[App and web page records]
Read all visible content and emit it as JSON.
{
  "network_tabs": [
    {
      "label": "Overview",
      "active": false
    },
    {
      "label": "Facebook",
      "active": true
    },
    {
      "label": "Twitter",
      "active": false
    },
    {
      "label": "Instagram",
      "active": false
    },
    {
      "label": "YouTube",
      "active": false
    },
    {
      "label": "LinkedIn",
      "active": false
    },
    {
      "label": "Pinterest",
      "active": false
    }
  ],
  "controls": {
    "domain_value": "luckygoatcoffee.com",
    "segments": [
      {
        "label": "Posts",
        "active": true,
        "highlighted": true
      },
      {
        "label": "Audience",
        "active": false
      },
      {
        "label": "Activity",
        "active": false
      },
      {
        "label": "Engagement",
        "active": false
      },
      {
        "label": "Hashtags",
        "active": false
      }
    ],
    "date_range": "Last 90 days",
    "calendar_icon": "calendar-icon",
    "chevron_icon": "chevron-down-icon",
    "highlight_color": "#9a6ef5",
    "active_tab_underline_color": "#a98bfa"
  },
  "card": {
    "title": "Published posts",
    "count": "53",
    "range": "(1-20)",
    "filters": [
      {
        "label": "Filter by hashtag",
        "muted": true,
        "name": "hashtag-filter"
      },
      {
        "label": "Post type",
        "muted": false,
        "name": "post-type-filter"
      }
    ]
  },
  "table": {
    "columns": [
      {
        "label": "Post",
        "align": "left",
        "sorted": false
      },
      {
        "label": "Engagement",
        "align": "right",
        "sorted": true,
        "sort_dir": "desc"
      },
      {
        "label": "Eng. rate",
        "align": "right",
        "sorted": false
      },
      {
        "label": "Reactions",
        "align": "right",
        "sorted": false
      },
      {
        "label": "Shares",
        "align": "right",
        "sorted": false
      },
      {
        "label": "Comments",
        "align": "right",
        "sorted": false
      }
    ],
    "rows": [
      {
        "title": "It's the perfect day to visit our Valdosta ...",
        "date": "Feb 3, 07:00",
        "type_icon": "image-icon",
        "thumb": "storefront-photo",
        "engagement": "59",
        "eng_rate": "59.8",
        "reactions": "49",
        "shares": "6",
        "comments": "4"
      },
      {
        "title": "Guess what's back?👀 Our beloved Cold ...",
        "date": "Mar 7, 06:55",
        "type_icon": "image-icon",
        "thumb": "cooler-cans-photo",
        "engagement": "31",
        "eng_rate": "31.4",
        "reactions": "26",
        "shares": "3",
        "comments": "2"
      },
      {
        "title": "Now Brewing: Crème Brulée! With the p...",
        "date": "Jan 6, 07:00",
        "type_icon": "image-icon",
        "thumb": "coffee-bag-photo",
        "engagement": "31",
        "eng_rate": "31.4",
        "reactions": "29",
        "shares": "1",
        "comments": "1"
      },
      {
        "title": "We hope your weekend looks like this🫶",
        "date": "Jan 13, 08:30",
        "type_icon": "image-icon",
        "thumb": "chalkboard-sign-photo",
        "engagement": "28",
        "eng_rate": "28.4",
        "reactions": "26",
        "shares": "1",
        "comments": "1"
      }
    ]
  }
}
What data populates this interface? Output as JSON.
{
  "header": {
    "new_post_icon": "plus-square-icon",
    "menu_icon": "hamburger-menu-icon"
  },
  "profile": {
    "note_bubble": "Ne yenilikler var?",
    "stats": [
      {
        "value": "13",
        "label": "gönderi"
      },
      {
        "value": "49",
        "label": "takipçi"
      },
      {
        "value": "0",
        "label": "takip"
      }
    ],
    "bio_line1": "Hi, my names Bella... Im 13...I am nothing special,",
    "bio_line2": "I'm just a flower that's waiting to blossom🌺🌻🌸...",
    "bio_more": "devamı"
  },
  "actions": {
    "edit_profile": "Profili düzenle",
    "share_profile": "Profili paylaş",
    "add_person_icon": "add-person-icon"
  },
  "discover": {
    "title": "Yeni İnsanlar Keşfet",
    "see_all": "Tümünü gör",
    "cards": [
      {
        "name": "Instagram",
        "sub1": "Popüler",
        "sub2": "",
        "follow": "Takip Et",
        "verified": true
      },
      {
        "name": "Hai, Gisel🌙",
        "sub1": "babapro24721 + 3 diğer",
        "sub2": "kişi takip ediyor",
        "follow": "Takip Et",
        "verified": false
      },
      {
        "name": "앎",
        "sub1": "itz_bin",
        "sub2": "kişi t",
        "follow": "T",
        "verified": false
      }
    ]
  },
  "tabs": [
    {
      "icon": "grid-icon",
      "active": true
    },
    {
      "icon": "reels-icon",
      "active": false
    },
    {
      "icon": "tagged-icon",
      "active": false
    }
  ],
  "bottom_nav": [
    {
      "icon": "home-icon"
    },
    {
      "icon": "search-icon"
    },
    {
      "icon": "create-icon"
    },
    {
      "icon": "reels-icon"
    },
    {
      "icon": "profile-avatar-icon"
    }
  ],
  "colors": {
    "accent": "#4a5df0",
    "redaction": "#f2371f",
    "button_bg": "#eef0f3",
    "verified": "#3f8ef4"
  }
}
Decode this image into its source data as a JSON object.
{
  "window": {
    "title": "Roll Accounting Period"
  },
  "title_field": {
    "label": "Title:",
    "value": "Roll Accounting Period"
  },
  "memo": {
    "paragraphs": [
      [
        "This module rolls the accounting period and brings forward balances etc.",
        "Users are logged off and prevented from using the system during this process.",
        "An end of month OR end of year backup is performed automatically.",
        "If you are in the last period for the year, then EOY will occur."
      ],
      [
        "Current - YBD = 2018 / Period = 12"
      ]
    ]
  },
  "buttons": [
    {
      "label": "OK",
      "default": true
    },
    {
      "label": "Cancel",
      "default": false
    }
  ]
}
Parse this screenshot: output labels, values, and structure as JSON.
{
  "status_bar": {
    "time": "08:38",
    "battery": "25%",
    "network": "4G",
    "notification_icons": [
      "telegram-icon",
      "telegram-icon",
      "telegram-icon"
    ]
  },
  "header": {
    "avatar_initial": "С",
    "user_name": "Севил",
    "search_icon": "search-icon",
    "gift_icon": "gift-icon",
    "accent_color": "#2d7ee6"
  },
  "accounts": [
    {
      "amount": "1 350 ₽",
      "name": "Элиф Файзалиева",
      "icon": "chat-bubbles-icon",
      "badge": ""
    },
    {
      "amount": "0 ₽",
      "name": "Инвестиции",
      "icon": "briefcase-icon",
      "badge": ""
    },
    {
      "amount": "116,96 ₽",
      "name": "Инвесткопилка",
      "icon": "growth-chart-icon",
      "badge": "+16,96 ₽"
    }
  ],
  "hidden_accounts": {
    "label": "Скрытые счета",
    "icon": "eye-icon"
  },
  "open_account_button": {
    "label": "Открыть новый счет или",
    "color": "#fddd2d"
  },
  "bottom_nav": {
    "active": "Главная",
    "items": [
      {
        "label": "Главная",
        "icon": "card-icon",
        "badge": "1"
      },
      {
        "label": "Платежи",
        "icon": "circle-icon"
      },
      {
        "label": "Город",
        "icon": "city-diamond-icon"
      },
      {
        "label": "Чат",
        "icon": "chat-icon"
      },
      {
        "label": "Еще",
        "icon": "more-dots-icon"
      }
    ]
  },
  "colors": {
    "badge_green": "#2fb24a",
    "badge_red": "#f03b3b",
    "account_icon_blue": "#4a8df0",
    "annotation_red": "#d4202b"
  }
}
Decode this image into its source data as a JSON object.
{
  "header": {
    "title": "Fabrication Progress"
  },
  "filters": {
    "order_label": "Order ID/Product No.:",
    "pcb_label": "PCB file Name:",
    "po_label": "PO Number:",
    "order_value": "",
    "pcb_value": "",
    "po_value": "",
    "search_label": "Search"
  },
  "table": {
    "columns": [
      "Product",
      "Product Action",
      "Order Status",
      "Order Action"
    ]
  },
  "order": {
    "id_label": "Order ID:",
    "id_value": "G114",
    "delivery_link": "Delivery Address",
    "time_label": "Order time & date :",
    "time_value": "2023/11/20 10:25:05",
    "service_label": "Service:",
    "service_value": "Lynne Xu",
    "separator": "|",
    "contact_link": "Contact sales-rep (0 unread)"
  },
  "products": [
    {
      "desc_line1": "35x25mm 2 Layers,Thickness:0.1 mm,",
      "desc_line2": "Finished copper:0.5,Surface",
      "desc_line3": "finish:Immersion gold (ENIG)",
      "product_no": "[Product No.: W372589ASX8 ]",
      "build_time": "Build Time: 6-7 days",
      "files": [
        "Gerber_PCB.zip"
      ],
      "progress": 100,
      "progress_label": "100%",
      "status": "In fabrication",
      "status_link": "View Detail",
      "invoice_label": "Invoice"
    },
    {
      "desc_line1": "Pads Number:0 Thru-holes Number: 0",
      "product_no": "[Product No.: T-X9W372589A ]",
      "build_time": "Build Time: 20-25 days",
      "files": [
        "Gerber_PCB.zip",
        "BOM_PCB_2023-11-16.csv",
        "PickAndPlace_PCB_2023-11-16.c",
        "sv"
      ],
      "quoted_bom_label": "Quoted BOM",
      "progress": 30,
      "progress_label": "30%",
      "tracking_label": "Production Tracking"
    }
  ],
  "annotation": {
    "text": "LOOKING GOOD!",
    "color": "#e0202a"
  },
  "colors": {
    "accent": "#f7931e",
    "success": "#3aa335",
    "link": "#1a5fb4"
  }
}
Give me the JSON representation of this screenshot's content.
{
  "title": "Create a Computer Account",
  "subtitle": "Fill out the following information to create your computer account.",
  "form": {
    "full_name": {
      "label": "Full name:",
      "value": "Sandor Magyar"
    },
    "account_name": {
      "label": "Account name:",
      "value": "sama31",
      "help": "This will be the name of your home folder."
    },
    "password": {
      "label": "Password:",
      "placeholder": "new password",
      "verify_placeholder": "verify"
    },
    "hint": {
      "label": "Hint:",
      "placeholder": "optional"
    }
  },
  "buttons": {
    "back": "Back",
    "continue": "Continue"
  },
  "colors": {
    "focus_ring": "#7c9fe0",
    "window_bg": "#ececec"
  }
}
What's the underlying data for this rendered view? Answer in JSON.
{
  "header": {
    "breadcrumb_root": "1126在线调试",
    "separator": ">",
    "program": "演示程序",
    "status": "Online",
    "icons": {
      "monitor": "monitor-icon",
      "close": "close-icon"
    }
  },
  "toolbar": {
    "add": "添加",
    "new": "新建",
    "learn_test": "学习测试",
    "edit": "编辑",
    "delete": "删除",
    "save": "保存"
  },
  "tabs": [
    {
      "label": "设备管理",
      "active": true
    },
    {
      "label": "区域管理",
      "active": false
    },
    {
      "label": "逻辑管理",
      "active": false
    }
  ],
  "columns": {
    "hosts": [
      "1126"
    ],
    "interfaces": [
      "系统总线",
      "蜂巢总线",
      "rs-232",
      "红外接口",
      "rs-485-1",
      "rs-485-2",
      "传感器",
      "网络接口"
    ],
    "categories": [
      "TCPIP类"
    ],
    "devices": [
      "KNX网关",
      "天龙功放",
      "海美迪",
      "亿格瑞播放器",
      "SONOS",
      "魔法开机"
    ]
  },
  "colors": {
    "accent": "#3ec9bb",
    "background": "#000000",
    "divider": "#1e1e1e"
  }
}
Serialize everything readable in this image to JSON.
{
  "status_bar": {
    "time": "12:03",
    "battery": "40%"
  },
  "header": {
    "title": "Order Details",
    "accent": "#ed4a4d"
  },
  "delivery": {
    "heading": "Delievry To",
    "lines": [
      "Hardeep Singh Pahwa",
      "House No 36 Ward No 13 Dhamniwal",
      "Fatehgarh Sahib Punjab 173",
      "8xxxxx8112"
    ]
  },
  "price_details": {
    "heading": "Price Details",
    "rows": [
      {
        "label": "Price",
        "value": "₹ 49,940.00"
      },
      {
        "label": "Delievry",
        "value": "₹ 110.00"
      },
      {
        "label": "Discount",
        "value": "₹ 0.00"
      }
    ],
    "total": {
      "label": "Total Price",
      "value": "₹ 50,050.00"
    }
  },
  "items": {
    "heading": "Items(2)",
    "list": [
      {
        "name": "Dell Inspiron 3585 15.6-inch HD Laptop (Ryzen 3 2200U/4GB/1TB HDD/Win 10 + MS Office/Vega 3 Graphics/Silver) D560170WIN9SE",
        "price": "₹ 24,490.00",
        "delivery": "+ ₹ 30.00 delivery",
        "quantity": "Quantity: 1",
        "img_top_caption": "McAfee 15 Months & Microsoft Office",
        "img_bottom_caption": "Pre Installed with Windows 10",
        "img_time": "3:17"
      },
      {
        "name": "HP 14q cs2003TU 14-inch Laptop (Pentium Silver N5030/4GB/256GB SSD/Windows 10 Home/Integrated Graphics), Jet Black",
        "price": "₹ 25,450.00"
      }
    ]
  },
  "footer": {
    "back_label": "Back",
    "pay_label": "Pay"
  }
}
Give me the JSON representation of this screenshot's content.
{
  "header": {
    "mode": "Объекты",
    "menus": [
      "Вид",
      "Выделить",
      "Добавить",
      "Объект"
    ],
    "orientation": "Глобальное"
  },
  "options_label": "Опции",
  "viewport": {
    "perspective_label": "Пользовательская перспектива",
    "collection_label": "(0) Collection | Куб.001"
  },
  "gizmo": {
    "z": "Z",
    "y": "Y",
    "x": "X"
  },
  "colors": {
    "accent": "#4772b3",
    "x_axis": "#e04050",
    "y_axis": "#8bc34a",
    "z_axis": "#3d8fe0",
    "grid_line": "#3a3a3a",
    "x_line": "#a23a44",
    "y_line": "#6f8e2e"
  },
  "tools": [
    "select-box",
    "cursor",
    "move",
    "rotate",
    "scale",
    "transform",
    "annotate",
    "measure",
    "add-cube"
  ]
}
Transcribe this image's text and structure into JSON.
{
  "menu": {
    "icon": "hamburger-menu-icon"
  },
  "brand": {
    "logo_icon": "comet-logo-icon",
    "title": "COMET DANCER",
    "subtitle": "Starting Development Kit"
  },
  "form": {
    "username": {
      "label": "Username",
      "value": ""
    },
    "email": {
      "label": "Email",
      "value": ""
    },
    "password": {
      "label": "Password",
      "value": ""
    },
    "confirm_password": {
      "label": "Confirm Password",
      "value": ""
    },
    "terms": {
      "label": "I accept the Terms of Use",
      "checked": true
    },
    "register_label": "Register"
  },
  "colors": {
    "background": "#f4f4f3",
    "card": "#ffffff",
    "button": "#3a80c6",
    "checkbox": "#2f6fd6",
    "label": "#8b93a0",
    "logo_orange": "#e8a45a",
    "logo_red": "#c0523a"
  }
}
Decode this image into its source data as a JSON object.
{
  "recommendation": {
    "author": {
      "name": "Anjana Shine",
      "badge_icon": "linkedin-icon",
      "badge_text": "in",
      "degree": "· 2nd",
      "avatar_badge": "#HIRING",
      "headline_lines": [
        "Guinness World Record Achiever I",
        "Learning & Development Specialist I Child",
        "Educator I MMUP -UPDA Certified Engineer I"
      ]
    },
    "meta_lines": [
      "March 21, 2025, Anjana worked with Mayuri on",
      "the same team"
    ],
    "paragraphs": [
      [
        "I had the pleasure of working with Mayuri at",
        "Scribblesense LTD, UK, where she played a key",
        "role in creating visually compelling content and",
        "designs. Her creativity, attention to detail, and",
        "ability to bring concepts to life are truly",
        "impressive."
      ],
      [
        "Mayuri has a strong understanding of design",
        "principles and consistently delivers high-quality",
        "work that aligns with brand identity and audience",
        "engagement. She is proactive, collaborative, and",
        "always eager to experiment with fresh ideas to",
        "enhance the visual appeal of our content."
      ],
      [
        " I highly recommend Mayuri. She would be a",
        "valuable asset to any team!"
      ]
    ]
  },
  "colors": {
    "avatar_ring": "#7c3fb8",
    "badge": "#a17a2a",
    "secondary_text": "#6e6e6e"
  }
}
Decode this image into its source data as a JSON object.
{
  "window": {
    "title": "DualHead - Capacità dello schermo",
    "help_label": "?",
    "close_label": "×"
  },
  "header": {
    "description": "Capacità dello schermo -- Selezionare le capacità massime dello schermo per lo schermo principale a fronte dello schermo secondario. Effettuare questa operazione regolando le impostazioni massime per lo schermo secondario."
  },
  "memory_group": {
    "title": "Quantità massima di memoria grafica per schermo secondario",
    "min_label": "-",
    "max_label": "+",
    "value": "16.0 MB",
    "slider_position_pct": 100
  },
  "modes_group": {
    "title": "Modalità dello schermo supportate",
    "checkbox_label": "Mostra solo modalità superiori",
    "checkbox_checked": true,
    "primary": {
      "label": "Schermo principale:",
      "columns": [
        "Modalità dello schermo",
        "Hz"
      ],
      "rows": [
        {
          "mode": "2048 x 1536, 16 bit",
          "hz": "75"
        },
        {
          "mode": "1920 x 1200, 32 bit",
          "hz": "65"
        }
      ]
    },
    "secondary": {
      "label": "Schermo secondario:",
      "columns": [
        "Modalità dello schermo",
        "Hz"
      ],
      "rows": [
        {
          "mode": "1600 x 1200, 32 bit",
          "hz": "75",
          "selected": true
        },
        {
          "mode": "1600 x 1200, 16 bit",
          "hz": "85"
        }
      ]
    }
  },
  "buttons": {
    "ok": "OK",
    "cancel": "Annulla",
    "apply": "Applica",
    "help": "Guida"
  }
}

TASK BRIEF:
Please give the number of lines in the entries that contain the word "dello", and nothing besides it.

RESPONSE BOX:
5